(Data records for software interfaces)
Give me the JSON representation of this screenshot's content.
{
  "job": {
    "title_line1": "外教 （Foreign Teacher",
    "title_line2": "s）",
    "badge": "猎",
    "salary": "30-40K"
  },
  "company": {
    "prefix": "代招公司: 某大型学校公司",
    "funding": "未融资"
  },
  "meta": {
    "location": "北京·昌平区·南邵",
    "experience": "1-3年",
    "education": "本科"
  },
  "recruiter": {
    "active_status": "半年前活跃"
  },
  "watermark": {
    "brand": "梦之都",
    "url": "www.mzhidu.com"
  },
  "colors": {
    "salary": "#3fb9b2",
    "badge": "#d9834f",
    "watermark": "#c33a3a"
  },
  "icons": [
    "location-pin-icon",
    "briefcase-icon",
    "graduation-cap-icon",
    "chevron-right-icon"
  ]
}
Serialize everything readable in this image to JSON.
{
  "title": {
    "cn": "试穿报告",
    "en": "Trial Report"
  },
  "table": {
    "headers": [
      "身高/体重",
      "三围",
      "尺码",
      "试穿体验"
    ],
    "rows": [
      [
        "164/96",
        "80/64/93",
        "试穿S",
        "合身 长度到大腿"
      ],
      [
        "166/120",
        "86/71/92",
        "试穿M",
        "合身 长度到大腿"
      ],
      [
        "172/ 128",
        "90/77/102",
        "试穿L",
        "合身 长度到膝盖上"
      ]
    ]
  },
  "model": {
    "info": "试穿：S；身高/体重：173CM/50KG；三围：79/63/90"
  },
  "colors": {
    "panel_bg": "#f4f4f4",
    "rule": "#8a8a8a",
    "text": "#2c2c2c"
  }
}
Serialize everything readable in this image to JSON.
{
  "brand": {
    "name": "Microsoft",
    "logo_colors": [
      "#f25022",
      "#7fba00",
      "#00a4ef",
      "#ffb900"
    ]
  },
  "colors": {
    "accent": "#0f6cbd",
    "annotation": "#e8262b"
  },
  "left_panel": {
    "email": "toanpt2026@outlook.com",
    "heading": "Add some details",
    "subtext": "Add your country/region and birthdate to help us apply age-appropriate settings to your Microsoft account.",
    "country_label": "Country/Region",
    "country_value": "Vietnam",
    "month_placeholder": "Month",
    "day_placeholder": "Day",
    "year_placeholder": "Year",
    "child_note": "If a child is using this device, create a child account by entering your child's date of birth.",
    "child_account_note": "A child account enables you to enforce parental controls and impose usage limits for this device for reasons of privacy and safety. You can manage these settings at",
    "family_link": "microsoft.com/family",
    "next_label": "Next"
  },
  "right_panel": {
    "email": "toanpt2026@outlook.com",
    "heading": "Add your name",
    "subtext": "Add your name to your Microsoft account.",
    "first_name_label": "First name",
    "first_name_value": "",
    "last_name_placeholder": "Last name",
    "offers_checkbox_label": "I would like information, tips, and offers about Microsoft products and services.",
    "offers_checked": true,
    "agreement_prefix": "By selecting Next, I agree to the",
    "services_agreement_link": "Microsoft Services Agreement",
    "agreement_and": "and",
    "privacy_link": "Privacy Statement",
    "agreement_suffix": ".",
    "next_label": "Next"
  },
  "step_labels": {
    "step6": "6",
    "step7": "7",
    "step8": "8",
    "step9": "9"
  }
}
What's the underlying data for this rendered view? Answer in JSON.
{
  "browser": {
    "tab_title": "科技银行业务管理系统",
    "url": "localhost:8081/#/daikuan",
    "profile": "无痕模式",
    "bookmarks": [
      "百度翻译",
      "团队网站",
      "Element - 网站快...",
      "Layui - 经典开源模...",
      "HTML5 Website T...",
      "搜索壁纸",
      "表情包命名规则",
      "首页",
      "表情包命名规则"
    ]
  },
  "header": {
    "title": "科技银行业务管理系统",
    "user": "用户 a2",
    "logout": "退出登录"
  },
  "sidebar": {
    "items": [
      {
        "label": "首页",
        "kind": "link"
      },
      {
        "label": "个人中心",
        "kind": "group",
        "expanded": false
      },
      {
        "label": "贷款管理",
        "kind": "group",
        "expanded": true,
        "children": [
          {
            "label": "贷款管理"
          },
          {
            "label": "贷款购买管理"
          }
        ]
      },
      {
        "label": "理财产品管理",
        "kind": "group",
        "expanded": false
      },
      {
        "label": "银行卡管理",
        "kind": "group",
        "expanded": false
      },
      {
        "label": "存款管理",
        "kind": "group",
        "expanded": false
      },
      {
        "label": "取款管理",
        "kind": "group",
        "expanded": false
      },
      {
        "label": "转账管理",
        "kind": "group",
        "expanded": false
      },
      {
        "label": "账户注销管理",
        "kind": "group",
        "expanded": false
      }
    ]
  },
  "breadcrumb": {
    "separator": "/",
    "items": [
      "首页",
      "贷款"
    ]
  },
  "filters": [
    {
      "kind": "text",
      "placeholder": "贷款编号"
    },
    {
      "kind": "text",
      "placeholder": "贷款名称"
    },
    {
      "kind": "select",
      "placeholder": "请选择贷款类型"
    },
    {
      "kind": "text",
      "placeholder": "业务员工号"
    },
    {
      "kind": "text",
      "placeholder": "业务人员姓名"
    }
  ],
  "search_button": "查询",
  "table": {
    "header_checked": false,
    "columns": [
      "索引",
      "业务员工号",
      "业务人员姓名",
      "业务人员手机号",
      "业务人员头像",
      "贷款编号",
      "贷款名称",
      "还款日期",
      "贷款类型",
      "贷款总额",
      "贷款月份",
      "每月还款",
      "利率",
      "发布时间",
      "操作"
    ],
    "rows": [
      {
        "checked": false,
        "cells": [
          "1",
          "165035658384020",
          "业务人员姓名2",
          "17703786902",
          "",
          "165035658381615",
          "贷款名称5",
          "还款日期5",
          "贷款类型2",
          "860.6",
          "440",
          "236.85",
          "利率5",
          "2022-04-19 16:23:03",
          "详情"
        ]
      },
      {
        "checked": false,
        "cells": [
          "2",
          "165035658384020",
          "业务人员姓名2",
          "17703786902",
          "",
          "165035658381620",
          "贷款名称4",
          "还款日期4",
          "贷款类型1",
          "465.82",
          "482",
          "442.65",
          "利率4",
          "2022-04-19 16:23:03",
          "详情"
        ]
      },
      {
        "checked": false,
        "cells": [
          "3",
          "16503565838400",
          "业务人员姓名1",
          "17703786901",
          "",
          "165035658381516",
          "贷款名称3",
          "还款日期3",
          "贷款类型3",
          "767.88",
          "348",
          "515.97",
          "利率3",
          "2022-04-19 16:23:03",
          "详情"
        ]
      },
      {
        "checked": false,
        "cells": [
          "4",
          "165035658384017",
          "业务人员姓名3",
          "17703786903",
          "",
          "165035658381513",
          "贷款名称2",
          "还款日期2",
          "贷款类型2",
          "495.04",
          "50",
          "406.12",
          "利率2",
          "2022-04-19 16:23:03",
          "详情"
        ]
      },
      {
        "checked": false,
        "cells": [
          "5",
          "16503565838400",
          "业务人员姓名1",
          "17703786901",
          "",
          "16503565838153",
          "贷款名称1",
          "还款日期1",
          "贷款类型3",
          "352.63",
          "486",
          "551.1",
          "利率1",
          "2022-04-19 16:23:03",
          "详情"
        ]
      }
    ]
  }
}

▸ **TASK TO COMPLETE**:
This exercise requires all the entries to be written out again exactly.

▸ **EXERCISE ANSWER**:
Give me the JSON representation of this screenshot's content.
{
  "job": {
    "title_line1": "外教 （Foreign Teacher",
    "title_line2": "s）",
    "badge": "猎",
    "salary": "30-40K"
  },
  "company": {
    "prefix": "代招公司: 某大型学校公司",
    "funding": "未融资"
  },
  "meta": {
    "location": "北京·昌平区·南邵",
    "experience": "1-3年",
    "education": "本科"
  },
  "recruiter": {
    "active_status": "半年前活跃"
  },
  "watermark": {
    "brand": "梦之都",
    "url": "www.mzhidu.com"
  },
  "colors": {
    "salary": "#3fb9b2",
    "badge": "#d9834f",
    "watermark": "#c33a3a"
  },
  "icons": [
    "location-pin-icon",
    "briefcase-icon",
    "graduation-cap-icon",
    "chevron-right-icon"
  ]
}
Serialize everything readable in this image to JSON.
{
  "title": {
    "cn": "试穿报告",
    "en": "Trial Report"
  },
  "table": {
    "headers": [
      "身高/体重",
      "三围",
      "尺码",
      "试穿体验"
    ],
    "rows": [
      [
        "164/96",
        "80/64/93",
        "试穿S",
        "合身 长度到大腿"
      ],
      [
        "166/120",
        "86/71/92",
        "试穿M",
        "合身 长度到大腿"
      ],
      [
        "172/ 128",
        "90/77/102",
        "试穿L",
        "合身 长度到膝盖上"
      ]
    ]
  },
  "model": {
    "info": "试穿：S；身高/体重：173CM/50KG；三围：79/63/90"
  },
  "colors": {
    "panel_bg": "#f4f4f4",
    "rule": "#8a8a8a",
    "text": "#2c2c2c"
  }
}
Serialize everything readable in this image to JSON.
{
  "brand": {
    "name": "Microsoft",
    "logo_colors": [
      "#f25022",
      "#7fba00",
      "#00a4ef",
      "#ffb900"
    ]
  },
  "colors": {
    "accent": "#0f6cbd",
    "annotation": "#e8262b"
  },
  "left_panel": {
    "email": "toanpt2026@outlook.com",
    "heading": "Add some details",
    "subtext": "Add your country/region and birthdate to help us apply age-appropriate settings to your Microsoft account.",
    "country_label": "Country/Region",
    "country_value": "Vietnam",
    "month_placeholder": "Month",
    "day_placeholder": "Day",
    "year_placeholder": "Year",
    "child_note": "If a child is using this device, create a child account by entering your child's date of birth.",
    "child_account_note": "A child account enables you to enforce parental controls and impose usage limits for this device for reasons of privacy and safety. You can manage these settings at",
    "family_link": "microsoft.com/family",
    "next_label": "Next"
  },
  "right_panel": {
    "email": "toanpt2026@outlook.com",
    "heading": "Add your name",
    "subtext": "Add your name to your Microsoft account.",
    "first_name_label": "First name",
    "first_name_value": "",
    "last_name_placeholder": "Last name",
    "offers_checkbox_label": "I would like information, tips, and offers about Microsoft products and services.",
    "offers_checked": true,
    "agreement_prefix": "By selecting Next, I agree to the",
    "services_agreement_link": "Microsoft Services Agreement",
    "agreement_and": "and",
    "privacy_link": "Privacy Statement",
    "agreement_suffix": ".",
    "next_label": "Next"
  },
  "step_labels": {
    "step6": "6",
    "step7": "7",
    "step8": "8",
    "step9": "9"
  }
}
What's the underlying data for this rendered view? Answer in JSON.
{
  "browser": {
    "tab_title": "科技银行业务管理系统",
    "url": "localhost:8081/#/daikuan",
    "profile": "无痕模式",
    "bookmarks": [
      "百度翻译",
      "团队网站",
      "Element - 网站快...",
      "Layui - 经典开源模...",
      "HTML5 Website T...",
      "搜索壁纸",
      "表情包命名规则",
      "首页",
      "表情包命名规则"
    ]
  },
  "header": {
    "title": "科技银行业务管理系统",
    "user": "用户 a2",
    "logout": "退出登录"
  },
  "sidebar": {
    "items": [
      {
        "label": "首页",
        "kind": "link"
      },
      {
        "label": "个人中心",
        "kind": "group",
        "expanded": false
      },
      {
        "label": "贷款管理",
        "kind": "group",
        "expanded": true,
        "children": [
          {
            "label": "贷款管理"
          },
          {
            "label": "贷款购买管理"
          }
        ]
      },
      {
        "label": "理财产品管理",
        "kind": "group",
        "expanded": false
      },
      {
        "label": "银行卡管理",
        "kind": "group",
        "expanded": false
      },
      {
        "label": "存款管理",
        "kind": "group",
        "expanded": false
      },
      {
        "label": "取款管理",
        "kind": "group",
        "expanded": false
      },
      {
        "label": "转账管理",
        "kind": "group",
        "expanded": false
      },
      {
        "label": "账户注销管理",
        "kind": "group",
        "expanded": false
      }
    ]
  },
  "breadcrumb": {
    "separator": "/",
    "items": [
      "首页",
      "贷款"
    ]
  },
  "filters": [
    {
      "kind": "text",
      "placeholder": "贷款编号"
    },
    {
      "kind": "text",
      "placeholder": "贷款名称"
    },
    {
      "kind": "select",
      "placeholder": "请选择贷款类型"
    },
    {
      "kind": "text",
      "placeholder": "业务员工号"
    },
    {
      "kind": "text",
      "placeholder": "业务人员姓名"
    }
  ],
  "search_button": "查询",
  "table": {
    "header_checked": false,
    "columns": [
      "索引",
      "业务员工号",
      "业务人员姓名",
      "业务人员手机号",
      "业务人员头像",
      "贷款编号",
      "贷款名称",
      "还款日期",
      "贷款类型",
      "贷款总额",
      "贷款月份",
      "每月还款",
      "利率",
      "发布时间",
      "操作"
    ],
    "rows": [
      {
        "checked": false,
        "cells": [
          "1",
          "165035658384020",
          "业务人员姓名2",
          "17703786902",
          "",
          "165035658381615",
          "贷款名称5",
          "还款日期5",
          "贷款类型2",
          "860.6",
          "440",
          "236.85",
          "利率5",
          "2022-04-19 16:23:03",
          "详情"
        ]
      },
      {
        "checked": false,
        "cells": [
          "2",
          "165035658384020",
          "业务人员姓名2",
          "17703786902",
          "",
          "165035658381620",
          "贷款名称4",
          "还款日期4",
          "贷款类型1",
          "465.82",
          "482",
          "442.65",
          "利率4",
          "2022-04-19 16:23:03",
          "详情"
        ]
      },
      {
        "checked": false,
        "cells": [
          "3",
          "16503565838400",
          "业务人员姓名1",
          "17703786901",
          "",
          "165035658381516",
          "贷款名称3",
          "还款日期3",
          "贷款类型3",
          "767.88",
          "348",
          "515.97",
          "利率3",
          "2022-04-19 16:23:03",
          "详情"
        ]
      },
      {
        "checked": false,
        "cells": [
          "4",
          "165035658384017",
          "业务人员姓名3",
          "17703786903",
          "",
          "165035658381513",
          "贷款名称2",
          "还款日期2",
          "贷款类型2",
          "495.04",
          "50",
          "406.12",
          "利率2",
          "2022-04-19 16:23:03",
          "详情"
        ]
      },
      {
        "checked": false,
        "cells": [
          "5",
          "16503565838400",
          "业务人员姓名1",
          "17703786901",
          "",
          "16503565838153",
          "贷款名称1",
          "还款日期1",
          "贷款类型3",
          "352.63",
          "486",
          "551.1",
          "利率1",
          "2022-04-19 16:23:03",
          "详情"
        ]
      }
    ]
  }
}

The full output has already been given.